A for Arun and Annapurna
The first letter of the alphabet offers exciting places in the Himalayas, but most famous is without a doubt the Annapurna Himal located in Central Nepal, which is one of the most powerful mountain ranges in the Himalayas. It stretches over 40-50 km with an almost constant altitude of over 6,000 meters. The Annapurna chain very effectively stops the monsoon winds coming from the south. This means a very big difference between the landscapes south and north of the mountain range, where there are lush highland areas to the south and dry, almost barren Tibetan landscapes to the north.
B for Brahmin, Flowers, Bhutan, Buddhism, Bridges and Mountaineering
According to shoefrantics, Nepal is perhaps the world’s most famous mountaineering country. Here lies the largest concentration of the world’s highest mountains (7 of the world’s 14 8,000s). Every year a large crowd of hopeful climbers make a pilgrimage to high and sometimes very difficult mountains.
C for Cho Oyu, Chang and Chumbi, but here we choose Chitwan.
Chitwan is Nepal’s most famous national park. It is located on the border with India.
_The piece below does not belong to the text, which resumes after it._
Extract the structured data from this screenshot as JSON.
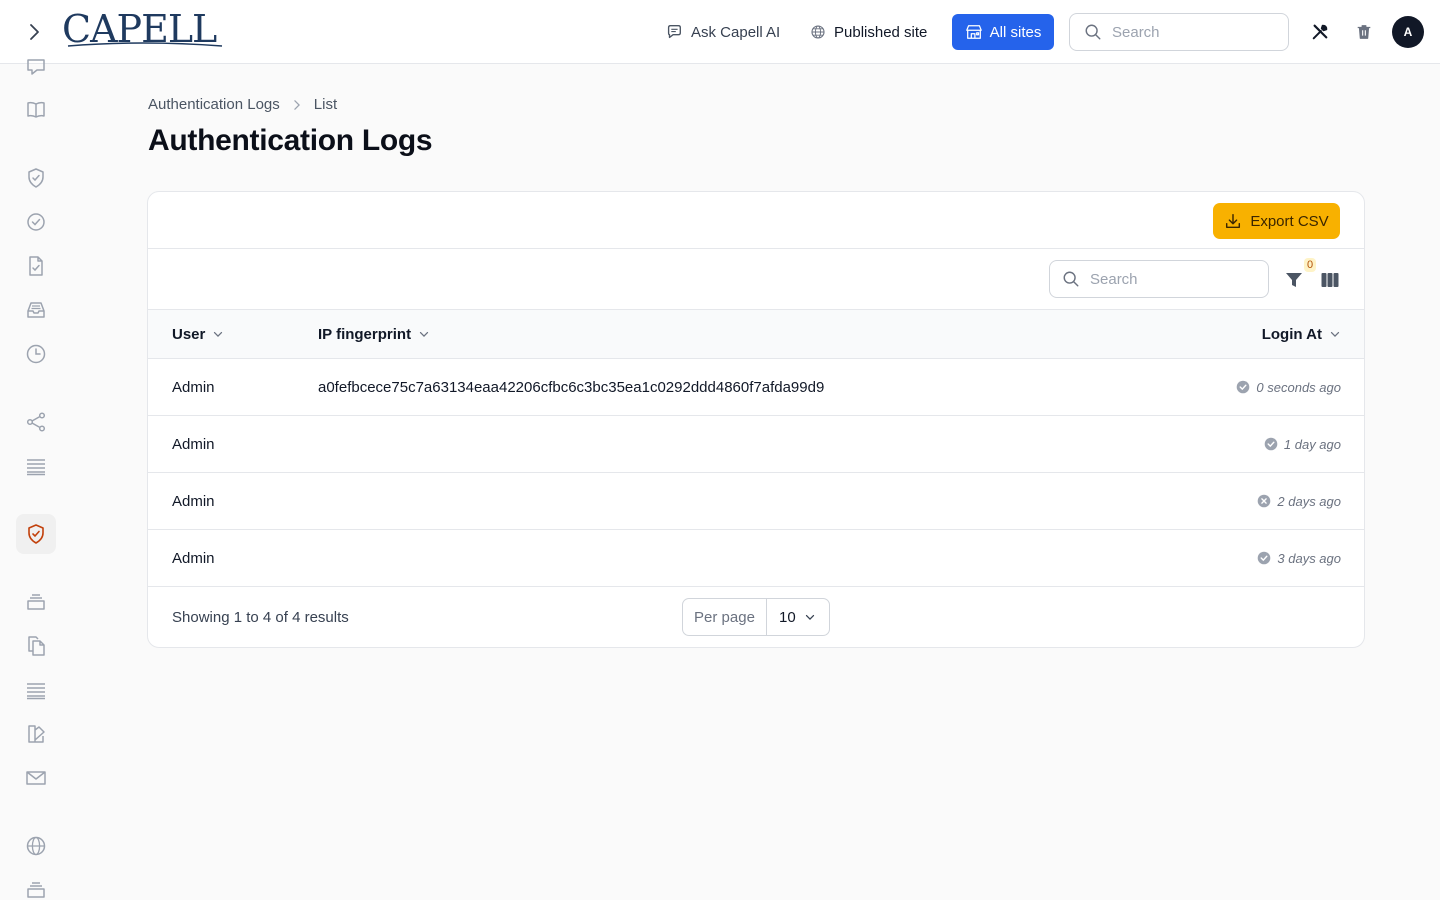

The park is just over 1,400 km2 including the adjacent Parsa reserve. Was it something to look for the Bengal royal tiger riding on the back of a 2½ meter high elephant or to sail out a carved canoe on the Rapti River, Chitwan is the choice.
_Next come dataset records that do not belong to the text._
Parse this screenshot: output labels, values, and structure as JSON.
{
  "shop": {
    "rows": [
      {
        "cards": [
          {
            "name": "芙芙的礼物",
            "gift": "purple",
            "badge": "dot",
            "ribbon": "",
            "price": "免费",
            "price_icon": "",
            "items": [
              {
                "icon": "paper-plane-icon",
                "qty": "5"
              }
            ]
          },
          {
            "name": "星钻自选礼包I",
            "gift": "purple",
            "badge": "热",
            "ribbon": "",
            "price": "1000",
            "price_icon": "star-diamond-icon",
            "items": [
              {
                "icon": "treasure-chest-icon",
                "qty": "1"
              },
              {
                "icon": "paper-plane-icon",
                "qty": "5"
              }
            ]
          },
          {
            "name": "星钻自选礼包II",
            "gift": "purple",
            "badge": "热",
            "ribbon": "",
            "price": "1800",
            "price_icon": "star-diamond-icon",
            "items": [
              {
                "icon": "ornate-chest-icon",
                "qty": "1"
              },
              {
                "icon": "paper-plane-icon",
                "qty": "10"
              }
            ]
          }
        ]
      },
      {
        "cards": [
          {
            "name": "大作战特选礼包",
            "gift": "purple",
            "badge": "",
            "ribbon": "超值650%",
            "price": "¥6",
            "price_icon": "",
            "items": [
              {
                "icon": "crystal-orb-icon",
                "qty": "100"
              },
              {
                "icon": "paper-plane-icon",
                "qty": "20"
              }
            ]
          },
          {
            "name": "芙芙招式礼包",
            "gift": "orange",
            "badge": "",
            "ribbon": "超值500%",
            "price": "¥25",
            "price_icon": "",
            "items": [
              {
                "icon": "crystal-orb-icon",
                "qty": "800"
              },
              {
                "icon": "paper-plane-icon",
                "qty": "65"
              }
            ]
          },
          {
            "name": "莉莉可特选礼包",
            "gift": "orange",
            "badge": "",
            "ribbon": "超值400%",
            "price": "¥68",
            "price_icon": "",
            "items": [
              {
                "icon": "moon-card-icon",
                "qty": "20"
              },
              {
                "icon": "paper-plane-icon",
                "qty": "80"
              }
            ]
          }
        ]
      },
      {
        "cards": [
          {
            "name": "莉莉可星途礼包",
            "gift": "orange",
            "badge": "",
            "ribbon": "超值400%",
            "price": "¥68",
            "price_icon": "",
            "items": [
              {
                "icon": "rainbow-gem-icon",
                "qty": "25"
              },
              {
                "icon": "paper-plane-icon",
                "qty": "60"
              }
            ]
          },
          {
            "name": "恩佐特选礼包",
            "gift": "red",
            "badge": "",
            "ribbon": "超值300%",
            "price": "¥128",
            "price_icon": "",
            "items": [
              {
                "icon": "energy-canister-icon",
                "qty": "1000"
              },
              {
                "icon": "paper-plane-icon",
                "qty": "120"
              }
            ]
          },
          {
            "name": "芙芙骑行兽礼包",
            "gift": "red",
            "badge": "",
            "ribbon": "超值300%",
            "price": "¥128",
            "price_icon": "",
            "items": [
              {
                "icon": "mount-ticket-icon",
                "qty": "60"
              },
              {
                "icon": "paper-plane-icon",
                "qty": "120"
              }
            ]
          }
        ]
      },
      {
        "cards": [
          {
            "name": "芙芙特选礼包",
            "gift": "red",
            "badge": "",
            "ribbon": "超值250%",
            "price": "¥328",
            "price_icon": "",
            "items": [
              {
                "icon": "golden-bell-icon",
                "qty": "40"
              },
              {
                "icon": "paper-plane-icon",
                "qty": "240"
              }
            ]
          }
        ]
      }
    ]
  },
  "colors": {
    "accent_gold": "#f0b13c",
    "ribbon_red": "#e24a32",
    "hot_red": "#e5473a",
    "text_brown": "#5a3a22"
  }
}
Nepal has 11 protected areas and national parks and in recent years has done a lot to build up a strong environmental image.
D for Dolpo, Dhaulagiri, Demons, Darjeeling, Dalai Lama, Dumji and Dasain
Dasain also called Durga Puja is Nepal’s biggest festival. The real name is Bada Dashain, which means “The Great Dasain.” Dasain is held every year in September and October and is by far the most important Nepalese festival. Virtually all public activities are stopped and educational institutions are closed for about 2 weeks. The Dasain or Tihar festivals as these coincide with the biggest travel season.
E for Rivers, Adventures and Everest
Mount Everest is the world’s highest mountain and is 8,848 meters high. It is located on the border between Nepal and Tibet. The official Nepalese name for the mountain is Sagarmatha (Mother of Waters), but the Sherpas and Tibetans call the mountain Qumolungma, which means “Mother Goddess of the World”. Everest is a goal for approx. 25,000 trekkers who want to take a closer look at this giant mountain. Since 1953, more than 1,000 people have climbed Everest – and nearly 170 have died.
F for Fishtail, Rivers and Birds
Nepal has approx. 1,500 bird species and thus qualifies for one of the world’s best countries for bird watching. This is also seen in the number of ornithological tours in the country. Particularly good places include Chitwan, Kosi Tappu, Pulchowki and Langtang.
G for the Ganges, Garhwal, Gompa, Gangtok, Gurkha Soldiers and Gorkha
Gorkha is a central city in the so-called Middle Hills located south of Manaslu between Kathmandu and Pokhara. Nepal’s royal family (those who remain) are descended from Gorkha and Prithvi Narayan Shah, who united the country in 1767. Thus, it is an important city in Nepal’s history – and the great Durbar Kalikathan over the city is also very beautiful.
From Gorkha emanate a host of wonderful walks, including the Manaslu Tour.
H for Hinduism, Holi, Altitude sickness and Himalayan
Himal (snow) Aya (home) it is rightly called. Broadly speaking, the world’s highest mountain range stretches from the Pamir in the west across the Karakorum to Burma in the east. More accurate from Nanga Parbat in Pakistan to Bhutan in the east. The Himalayas are the only mountain range that has mountains above 7,000 and 8,000 meters altitude.
In for India, Insects and Indra Jatra
Indrajatra is a glorious festival for the rain god Indra. It is held in August and September and is thus outside the normal tourist season (what a shame). For eight days, the feast is held and the Kumari, the living goddess, is driven around the streets of Kathmandu three times in a beautifully decorated ceremonial carriage. Among other things, the king must worship the Kumari under Indra Jatra.
J for Jumla, Jungle, Jukha and Jhankri
Dhami or Jhankri are the Nepalese words for shaman or spirit man. A shaman is a traditional medicine that is quite common in Nepal (also Kathmandu). A shaman is a person who is given – and has – special and powerful powers, which enables him to be the link between this world and demons, spirits and worlds of gods. When the balance between these worlds is disturbed, it is his job to restore harmony. The most frequent manifestations of imbalance are in connection with disease control and more general predictions. The knowledge he has and obtains will be made available to alms or small sums for the villagers and others who invoke him.
You often meet shamans on trekking trips in the Makalu and Manaslu areas.